→ What is needed: Go through the entries below and copy each line containing the word "updates".

Records from a collection:
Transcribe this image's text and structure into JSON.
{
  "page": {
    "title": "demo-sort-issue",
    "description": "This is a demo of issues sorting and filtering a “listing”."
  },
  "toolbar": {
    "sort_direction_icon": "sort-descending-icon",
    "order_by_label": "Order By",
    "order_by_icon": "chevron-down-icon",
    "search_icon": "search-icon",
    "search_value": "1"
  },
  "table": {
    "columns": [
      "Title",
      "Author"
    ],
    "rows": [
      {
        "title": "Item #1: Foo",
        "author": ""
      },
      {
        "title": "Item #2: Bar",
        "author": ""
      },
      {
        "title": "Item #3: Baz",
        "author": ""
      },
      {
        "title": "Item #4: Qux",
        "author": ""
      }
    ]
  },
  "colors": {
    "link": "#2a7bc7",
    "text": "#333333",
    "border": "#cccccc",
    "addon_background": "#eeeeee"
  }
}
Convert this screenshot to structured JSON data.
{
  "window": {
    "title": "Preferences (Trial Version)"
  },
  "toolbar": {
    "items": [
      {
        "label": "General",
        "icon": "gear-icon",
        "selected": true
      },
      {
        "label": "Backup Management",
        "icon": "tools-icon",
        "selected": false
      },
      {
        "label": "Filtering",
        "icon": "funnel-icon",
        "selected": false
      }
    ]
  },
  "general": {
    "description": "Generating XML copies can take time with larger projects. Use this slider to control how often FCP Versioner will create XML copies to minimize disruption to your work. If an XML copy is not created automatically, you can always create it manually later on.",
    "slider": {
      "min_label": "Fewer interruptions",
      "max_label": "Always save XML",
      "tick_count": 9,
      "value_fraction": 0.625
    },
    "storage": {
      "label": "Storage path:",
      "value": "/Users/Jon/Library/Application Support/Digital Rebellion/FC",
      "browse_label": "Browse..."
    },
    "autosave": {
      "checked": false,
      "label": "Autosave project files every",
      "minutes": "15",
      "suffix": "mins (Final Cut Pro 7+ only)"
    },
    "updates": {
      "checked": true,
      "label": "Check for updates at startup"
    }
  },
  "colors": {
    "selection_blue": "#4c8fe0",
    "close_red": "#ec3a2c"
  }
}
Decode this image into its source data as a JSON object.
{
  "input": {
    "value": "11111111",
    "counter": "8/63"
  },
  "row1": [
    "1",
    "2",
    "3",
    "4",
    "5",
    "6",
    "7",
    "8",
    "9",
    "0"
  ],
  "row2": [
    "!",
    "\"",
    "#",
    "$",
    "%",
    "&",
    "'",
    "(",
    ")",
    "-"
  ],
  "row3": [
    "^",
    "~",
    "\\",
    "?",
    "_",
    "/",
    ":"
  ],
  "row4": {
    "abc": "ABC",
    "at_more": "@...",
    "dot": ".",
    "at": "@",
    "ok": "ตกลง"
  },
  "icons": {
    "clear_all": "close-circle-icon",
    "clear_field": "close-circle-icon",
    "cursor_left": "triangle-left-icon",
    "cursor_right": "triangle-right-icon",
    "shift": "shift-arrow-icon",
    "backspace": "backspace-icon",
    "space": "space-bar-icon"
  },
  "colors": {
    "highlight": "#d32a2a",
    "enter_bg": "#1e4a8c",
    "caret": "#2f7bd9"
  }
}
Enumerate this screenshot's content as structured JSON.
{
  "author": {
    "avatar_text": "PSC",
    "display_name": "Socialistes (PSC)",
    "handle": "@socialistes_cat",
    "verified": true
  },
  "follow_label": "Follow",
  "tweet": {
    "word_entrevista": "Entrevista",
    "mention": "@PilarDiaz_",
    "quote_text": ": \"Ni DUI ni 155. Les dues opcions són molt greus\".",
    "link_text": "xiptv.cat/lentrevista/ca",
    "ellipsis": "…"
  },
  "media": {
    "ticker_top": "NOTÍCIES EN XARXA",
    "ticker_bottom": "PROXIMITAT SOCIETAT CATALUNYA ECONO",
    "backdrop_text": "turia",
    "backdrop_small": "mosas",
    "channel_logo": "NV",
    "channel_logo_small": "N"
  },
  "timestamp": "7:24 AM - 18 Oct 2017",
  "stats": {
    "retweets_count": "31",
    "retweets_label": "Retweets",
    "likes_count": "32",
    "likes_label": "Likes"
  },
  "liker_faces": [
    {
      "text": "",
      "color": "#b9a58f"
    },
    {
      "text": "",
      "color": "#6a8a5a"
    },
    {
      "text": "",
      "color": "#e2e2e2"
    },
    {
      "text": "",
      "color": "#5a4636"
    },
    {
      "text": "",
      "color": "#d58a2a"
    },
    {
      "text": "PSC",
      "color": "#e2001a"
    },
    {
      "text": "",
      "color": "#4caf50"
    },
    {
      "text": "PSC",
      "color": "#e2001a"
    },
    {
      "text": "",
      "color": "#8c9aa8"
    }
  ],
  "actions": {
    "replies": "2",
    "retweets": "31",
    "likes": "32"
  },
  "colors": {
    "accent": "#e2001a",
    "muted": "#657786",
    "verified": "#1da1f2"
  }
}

→ Response to the task:
    "updates": {
      "label": "Check for updates at startup"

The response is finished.